### Exercise instructions
Would you please write out the records below exactly as they appear?

******

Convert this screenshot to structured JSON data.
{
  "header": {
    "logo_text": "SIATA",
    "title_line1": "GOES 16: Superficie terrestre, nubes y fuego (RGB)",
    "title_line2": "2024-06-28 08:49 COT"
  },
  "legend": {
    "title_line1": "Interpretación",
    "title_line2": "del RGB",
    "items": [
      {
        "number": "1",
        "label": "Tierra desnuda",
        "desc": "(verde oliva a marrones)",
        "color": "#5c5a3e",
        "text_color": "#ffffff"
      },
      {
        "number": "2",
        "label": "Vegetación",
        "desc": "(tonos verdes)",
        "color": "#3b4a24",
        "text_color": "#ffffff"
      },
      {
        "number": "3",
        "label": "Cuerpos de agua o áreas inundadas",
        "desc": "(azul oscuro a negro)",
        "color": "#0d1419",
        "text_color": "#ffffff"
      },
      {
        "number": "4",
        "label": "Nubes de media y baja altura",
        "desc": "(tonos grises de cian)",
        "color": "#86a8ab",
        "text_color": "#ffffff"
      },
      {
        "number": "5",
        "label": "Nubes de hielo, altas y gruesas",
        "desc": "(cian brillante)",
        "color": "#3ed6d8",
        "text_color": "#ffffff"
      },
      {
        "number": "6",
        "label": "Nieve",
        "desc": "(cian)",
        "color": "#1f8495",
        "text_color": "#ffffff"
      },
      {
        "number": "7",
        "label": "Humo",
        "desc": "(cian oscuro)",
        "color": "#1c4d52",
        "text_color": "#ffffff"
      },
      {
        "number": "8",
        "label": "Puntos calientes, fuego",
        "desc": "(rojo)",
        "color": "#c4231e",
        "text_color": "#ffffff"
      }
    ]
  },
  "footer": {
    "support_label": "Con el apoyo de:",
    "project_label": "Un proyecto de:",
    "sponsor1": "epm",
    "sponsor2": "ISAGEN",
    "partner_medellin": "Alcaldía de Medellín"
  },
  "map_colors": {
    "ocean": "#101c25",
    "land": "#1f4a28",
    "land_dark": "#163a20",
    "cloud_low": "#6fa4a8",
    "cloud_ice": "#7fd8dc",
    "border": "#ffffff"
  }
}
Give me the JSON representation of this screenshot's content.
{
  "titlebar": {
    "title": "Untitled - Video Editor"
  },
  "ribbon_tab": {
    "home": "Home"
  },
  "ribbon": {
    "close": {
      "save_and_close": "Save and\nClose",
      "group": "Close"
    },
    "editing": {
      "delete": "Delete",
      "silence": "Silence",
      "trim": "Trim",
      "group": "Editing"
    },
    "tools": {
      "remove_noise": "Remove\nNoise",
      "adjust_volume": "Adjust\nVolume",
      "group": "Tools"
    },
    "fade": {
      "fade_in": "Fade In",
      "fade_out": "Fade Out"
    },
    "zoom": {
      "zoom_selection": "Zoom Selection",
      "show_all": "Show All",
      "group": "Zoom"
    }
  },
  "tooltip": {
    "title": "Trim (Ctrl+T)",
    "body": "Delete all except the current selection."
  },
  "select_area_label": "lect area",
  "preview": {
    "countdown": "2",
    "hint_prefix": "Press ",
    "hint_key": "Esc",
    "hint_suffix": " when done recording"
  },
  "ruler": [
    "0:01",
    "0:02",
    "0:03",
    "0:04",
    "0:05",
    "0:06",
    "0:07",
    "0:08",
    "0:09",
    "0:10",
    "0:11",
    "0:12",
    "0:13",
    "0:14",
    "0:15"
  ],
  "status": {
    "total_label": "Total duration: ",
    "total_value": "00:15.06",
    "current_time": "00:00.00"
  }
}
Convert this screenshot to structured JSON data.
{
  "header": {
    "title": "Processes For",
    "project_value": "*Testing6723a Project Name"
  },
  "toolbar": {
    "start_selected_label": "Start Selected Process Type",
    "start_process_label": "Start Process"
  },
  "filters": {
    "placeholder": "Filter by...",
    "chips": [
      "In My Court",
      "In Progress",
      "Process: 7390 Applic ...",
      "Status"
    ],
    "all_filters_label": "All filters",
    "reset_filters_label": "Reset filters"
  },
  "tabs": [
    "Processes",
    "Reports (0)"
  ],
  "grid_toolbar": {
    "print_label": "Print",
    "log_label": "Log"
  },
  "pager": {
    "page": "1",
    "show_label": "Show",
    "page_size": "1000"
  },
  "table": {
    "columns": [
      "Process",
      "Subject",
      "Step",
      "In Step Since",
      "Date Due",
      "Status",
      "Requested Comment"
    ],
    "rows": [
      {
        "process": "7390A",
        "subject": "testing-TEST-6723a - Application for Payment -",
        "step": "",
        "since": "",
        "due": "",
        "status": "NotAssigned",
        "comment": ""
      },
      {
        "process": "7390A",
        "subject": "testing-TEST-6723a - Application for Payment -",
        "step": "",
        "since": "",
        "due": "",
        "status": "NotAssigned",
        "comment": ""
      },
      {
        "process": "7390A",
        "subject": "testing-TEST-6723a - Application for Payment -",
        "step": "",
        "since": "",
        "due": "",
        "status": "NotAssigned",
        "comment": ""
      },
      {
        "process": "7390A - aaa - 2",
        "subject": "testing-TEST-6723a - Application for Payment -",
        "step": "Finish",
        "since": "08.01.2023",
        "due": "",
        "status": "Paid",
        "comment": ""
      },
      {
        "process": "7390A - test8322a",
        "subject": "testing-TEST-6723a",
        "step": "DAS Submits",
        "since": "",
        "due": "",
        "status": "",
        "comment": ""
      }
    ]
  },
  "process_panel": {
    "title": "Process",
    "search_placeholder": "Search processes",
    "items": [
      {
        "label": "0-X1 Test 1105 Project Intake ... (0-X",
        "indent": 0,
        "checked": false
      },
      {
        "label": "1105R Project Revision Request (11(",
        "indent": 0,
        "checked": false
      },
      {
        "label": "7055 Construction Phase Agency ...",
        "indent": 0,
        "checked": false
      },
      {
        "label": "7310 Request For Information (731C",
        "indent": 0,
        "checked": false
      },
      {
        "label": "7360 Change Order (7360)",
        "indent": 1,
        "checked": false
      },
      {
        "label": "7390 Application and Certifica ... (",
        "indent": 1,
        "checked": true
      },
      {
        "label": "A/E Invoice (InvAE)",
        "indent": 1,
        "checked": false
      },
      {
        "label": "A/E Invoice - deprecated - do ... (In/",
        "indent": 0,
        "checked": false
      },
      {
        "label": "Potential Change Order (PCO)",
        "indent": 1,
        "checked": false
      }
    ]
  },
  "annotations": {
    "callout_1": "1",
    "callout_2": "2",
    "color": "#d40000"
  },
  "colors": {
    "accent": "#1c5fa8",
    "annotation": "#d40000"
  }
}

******

### Reply
Convert this screenshot to structured JSON data.
{
  "header": {
    "logo_text": "SIATA",
    "title_line1": "GOES 16: Superficie terrestre, nubes y fuego (RGB)",
    "title_line2": "2024-06-28 08:49 COT"
  },
  "legend": {
    "title_line1": "Interpretación",
    "title_line2": "del RGB",
    "items": [
      {
        "number": "1",
        "label": "Tierra desnuda",
        "desc": "(verde oliva a marrones)",
        "color": "#5c5a3e",
        "text_color": "#ffffff"
      },
      {
        "number": "2",
        "label": "Vegetación",
        "desc": "(tonos verdes)",
        "color": "#3b4a24",
        "text_color": "#ffffff"
      },
      {
        "number": "3",
        "label": "Cuerpos de agua o áreas inundadas",
        "desc": "(azul oscuro a negro)",
        "color": "#0d1419",
        "text_color": "#ffffff"
      },
      {
        "number": "4",
        "label": "Nubes de media y baja altura",
        "desc": "(tonos grises de cian)",
        "color": "#86a8ab",
        "text_color": "#ffffff"
      },
      {
        "number": "5",
        "label": "Nubes de hielo, altas y gruesas",
        "desc": "(cian brillante)",
        "color": "#3ed6d8",
        "text_color": "#ffffff"
      },
      {
        "number": "6",
        "label": "Nieve",
        "desc": "(cian)",
        "color": "#1f8495",
        "text_color": "#ffffff"
      },
      {
        "number": "7",
        "label": "Humo",
        "desc": "(cian oscuro)",
        "color": "#1c4d52",
        "text_color": "#ffffff"
      },
      {
        "number": "8",
        "label": "Puntos calientes, fuego",
        "desc": "(rojo)",
        "color": "#c4231e",
        "text_color": "#ffffff"
      }
    ]
  },
  "footer": {
    "support_label": "Con el apoyo de:",
    "project_label": "Un proyecto de:",
    "sponsor1": "epm",
    "sponsor2": "ISAGEN",
    "partner_medellin": "Alcaldía de Medellín"
  },
  "map_colors": {
    "ocean": "#101c25",
    "land": "#1f4a28",
    "land_dark": "#163a20",
    "cloud_low": "#6fa4a8",
    "cloud_ice": "#7fd8dc",
    "border": "#ffffff"
  }
}
Give me the JSON representation of this screenshot's content.
{
  "titlebar": {
    "title": "Untitled - Video Editor"
  },
  "ribbon_tab": {
    "home": "Home"
  },
  "ribbon": {
    "close": {
      "save_and_close": "Save and\nClose",
      "group": "Close"
    },
    "editing": {
      "delete": "Delete",
      "silence": "Silence",
      "trim": "Trim",
      "group": "Editing"
    },
    "tools": {
      "remove_noise": "Remove\nNoise",
      "adjust_volume": "Adjust\nVolume",
      "group": "Tools"
    },
    "fade": {
      "fade_in": "Fade In",
      "fade_out": "Fade Out"
    },
    "zoom": {
      "zoom_selection": "Zoom Selection",
      "show_all": "Show All",
      "group": "Zoom"
    }
  },
  "tooltip": {
    "title": "Trim (Ctrl+T)",
    "body": "Delete all except the current selection."
  },
  "select_area_label": "lect area",
  "preview": {
    "countdown": "2",
    "hint_prefix": "Press ",
    "hint_key": "Esc",
    "hint_suffix": " when done recording"
  },
  "ruler": [
    "0:01",
    "0:02",
    "0:03",
    "0:04",
    "0:05",
    "0:06",
    "0:07",
    "0:08",
    "0:09",
    "0:10",
    "0:11",
    "0:12",
    "0:13",
    "0:14",
    "0:15"
  ],
  "status": {
    "total_label": "Total duration: ",
    "total_value": "00:15.06",
    "current_time": "00:00.00"
  }
}
Convert this screenshot to structured JSON data.
{
  "header": {
    "title": "Processes For",
    "project_value": "*Testing6723a Project Name"
  },
  "toolbar": {
    "start_selected_label": "Start Selected Process Type",
    "start_process_label": "Start Process"
  },
  "filters": {
    "placeholder": "Filter by...",
    "chips": [
      "In My Court",
      "In Progress",
      "Process: 7390 Applic ...",
      "Status"
    ],
    "all_filters_label": "All filters",
    "reset_filters_label": "Reset filters"
  },
  "tabs": [
    "Processes",
    "Reports (0)"
  ],
  "grid_toolbar": {
    "print_label": "Print",
    "log_label": "Log"
  },
  "pager": {
    "page": "1",
    "show_label": "Show",
    "page_size": "1000"
  },
  "table": {
    "columns": [
      "Process",
      "Subject",
      "Step",
      "In Step Since",
      "Date Due",
      "Status",
      "Requested Comment"
    ],
    "rows": [
      {
        "process": "7390A",
        "subject": "testing-TEST-6723a - Application for Payment -",
        "step": "",
        "since": "",
        "due": "",
        "status": "NotAssigned",
        "comment": ""
      },
      {
        "process": "7390A",
        "subject": "testing-TEST-6723a - Application for Payment -",
        "step": "",
        "since": "",
        "due": "",
        "status": "NotAssigned",
        "comment": ""
      },
      {
        "process": "7390A",
        "subject": "testing-TEST-6723a - Application for Payment -",
        "step": "",
        "since": "",
        "due": "",
        "status": "NotAssigned",
        "comment": ""
      },
      {
        "process": "7390A - aaa - 2",
        "subject": "testing-TEST-6723a - Application for Payment -",
        "step": "Finish",
        "since": "08.01.2023",
        "due": "",
        "status": "Paid",
        "comment": ""
      },
      {
        "process": "7390A - test8322a",
        "subject": "testing-TEST-6723a",
        "step": "DAS Submits",
        "since": "",
        "due": "",
        "status": "",
        "comment": ""
      }
    ]
  },
  "process_panel": {
    "title": "Process",
    "search_placeholder": "Search processes",
    "items": [
      {
        "label": "0-X1 Test 1105 Project Intake ... (0-X",
        "indent": 0,
        "checked": false
      },
      {
        "label": "1105R Project Revision Request (11(",
        "indent": 0,
        "checked": false
      },
      {
        "label": "7055 Construction Phase Agency ...",
        "indent": 0,
        "checked": false
      },
      {
        "label": "7310 Request For Information (731C",
        "indent": 0,
        "checked": false
      },
      {
        "label": "7360 Change Order (7360)",
        "indent": 1,
        "checked": false
      },
      {
        "label": "7390 Application and Certifica ... (",
        "indent": 1,
        "checked": true
      },
      {
        "label": "A/E Invoice (InvAE)",
        "indent": 1,
        "checked": false
      },
      {
        "label": "A/E Invoice - deprecated - do ... (In/",
        "indent": 0,
        "checked": false
      },
      {
        "label": "Potential Change Order (PCO)",
        "indent": 1,
        "checked": false
      }
    ]
  },
  "annotations": {
    "callout_1": "1",
    "callout_2": "2",
    "color": "#d40000"
  },
  "colors": {
    "accent": "#1c5fa8",
    "annotation": "#d40000"
  }
}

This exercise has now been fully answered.